● **DIRECTIONS FOR THIS TASK**: A word-for-word copy of the entries below is required.

● **Excerpts from an interface dataset**:
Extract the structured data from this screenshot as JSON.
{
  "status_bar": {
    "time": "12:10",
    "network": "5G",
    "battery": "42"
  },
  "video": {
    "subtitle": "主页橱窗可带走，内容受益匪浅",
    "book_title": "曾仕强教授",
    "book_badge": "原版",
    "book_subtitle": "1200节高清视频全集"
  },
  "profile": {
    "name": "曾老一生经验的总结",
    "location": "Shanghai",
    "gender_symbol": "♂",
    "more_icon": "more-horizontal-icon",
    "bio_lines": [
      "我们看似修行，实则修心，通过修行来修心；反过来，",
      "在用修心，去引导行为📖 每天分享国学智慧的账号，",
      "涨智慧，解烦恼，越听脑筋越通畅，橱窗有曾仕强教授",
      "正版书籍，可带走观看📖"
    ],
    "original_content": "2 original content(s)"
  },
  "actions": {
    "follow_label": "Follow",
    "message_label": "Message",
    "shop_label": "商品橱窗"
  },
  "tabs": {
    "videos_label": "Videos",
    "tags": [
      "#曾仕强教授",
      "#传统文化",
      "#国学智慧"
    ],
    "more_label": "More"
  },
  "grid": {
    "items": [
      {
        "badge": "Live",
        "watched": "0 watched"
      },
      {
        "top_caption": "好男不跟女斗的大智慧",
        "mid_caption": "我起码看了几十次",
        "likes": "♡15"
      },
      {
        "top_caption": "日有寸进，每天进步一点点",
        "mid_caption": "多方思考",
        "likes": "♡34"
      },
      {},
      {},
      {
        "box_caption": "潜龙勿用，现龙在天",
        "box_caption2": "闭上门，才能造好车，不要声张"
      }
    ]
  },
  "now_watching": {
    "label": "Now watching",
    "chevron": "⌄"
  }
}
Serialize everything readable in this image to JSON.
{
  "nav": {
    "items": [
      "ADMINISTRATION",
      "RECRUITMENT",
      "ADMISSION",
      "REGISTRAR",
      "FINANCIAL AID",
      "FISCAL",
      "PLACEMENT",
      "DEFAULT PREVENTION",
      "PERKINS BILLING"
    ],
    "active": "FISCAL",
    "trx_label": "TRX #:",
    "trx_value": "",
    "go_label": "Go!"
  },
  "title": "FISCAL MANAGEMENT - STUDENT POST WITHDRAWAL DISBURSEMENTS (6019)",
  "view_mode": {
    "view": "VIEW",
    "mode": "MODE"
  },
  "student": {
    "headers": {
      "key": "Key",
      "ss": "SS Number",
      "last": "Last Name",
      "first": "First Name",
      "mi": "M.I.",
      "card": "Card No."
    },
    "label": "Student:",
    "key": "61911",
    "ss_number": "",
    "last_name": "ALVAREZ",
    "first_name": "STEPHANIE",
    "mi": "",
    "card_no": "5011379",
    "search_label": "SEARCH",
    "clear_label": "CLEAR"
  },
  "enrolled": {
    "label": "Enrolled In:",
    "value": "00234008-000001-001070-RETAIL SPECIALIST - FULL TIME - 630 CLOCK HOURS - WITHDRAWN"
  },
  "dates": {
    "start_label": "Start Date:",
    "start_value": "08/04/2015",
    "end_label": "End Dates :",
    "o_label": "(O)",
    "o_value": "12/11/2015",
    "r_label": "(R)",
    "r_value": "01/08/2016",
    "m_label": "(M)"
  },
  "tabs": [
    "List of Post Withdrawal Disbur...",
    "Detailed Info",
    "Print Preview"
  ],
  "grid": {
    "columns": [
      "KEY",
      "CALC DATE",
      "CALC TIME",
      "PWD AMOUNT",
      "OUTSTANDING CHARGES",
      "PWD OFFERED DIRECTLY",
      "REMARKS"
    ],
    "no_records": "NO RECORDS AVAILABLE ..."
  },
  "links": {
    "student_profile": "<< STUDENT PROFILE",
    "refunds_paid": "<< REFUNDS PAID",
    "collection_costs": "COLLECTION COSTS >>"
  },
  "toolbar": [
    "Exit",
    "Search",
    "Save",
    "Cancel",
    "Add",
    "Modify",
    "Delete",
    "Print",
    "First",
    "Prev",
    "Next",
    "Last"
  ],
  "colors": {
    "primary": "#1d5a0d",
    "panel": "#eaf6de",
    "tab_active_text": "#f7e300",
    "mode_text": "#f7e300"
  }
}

● **PROBLEM SOLUTION**:
Extract the structured data from this screenshot as JSON.
{
  "status_bar": {
    "time": "12:10",
    "network": "5G",
    "battery": "42"
  },
  "video": {
    "subtitle": "主页橱窗可带走，内容受益匪浅",
    "book_title": "曾仕强教授",
    "book_badge": "原版",
    "book_subtitle": "1200节高清视频全集"
  },
  "profile": {
    "name": "曾老一生经验的总结",
    "location": "Shanghai",
    "gender_symbol": "♂",
    "more_icon": "more-horizontal-icon",
    "bio_lines": [
      "我们看似修行，实则修心，通过修行来修心；反过来，",
      "在用修心，去引导行为📖 每天分享国学智慧的账号，",
      "涨智慧，解烦恼，越听脑筋越通畅，橱窗有曾仕强教授",
      "正版书籍，可带走观看📖"
    ],
    "original_content": "2 original content(s)"
  },
  "actions": {
    "follow_label": "Follow",
    "message_label": "Message",
    "shop_label": "商品橱窗"
  },
  "tabs": {
    "videos_label": "Videos",
    "tags": [
      "#曾仕强教授",
      "#传统文化",
      "#国学智慧"
    ],
    "more_label": "More"
  },
  "grid": {
    "items": [
      {
        "badge": "Live",
        "watched": "0 watched"
      },
      {
        "top_caption": "好男不跟女斗的大智慧",
        "mid_caption": "我起码看了几十次",
        "likes": "♡15"
      },
      {
        "top_caption": "日有寸进，每天进步一点点",
        "mid_caption": "多方思考",
        "likes": "♡34"
      },
      {},
      {},
      {
        "box_caption": "潜龙勿用，现龙在天",
        "box_caption2": "闭上门，才能造好车，不要声张"
      }
    ]
  },
  "now_watching": {
    "label": "Now watching",
    "chevron": "⌄"
  }
}
Serialize everything readable in this image to JSON.
{
  "nav": {
    "items": [
      "ADMINISTRATION",
      "RECRUITMENT",
      "ADMISSION",
      "REGISTRAR",
      "FINANCIAL AID",
      "FISCAL",
      "PLACEMENT",
      "DEFAULT PREVENTION",
      "PERKINS BILLING"
    ],
    "active": "FISCAL",
    "trx_label": "TRX #:",
    "trx_value": "",
    "go_label": "Go!"
  },
  "title": "FISCAL MANAGEMENT - STUDENT POST WITHDRAWAL DISBURSEMENTS (6019)",
  "view_mode": {
    "view": "VIEW",
    "mode": "MODE"
  },
  "student": {
    "headers": {
      "key": "Key",
      "ss": "SS Number",
      "last": "Last Name",
      "first": "First Name",
      "mi": "M.I.",
      "card": "Card No."
    },
    "label": "Student:",
    "key": "61911",
    "ss_number": "",
    "last_name": "ALVAREZ",
    "first_name": "STEPHANIE",
    "mi": "",
    "card_no": "5011379",
    "search_label": "SEARCH",
    "clear_label": "CLEAR"
  },
  "enrolled": {
    "label": "Enrolled In:",
    "value": "00234008-000001-001070-RETAIL SPECIALIST - FULL TIME - 630 CLOCK HOURS - WITHDRAWN"
  },
  "dates": {
    "start_label": "Start Date:",
    "start_value": "08/04/2015",
    "end_label": "End Dates :",
    "o_label": "(O)",
    "o_value": "12/11/2015",
    "r_label": "(R)",
    "r_value": "01/08/2016",
    "m_label": "(M)"
  },
  "tabs": [
    "List of Post Withdrawal Disbur...",
    "Detailed Info",
    "Print Preview"
  ],
  "grid": {
    "columns": [
      "KEY",
      "CALC DATE",
      "CALC TIME",
      "PWD AMOUNT",
      "OUTSTANDING CHARGES",
      "PWD OFFERED DIRECTLY",
      "REMARKS"
    ],
    "no_records": "NO RECORDS AVAILABLE ..."
  },
  "links": {
    "student_profile": "<< STUDENT PROFILE",
    "refunds_paid": "<< REFUNDS PAID",
    "collection_costs": "COLLECTION COSTS >>"
  },
  "toolbar": [
    "Exit",
    "Search",
    "Save",
    "Cancel",
    "Add",
    "Modify",
    "Delete",
    "Print",
    "First",
    "Prev",
    "Next",
    "Last"
  ],
  "colors": {
    "primary": "#1d5a0d",
    "panel": "#eaf6de",
    "tab_active_text": "#f7e300",
    "mode_text": "#f7e300"
  }
}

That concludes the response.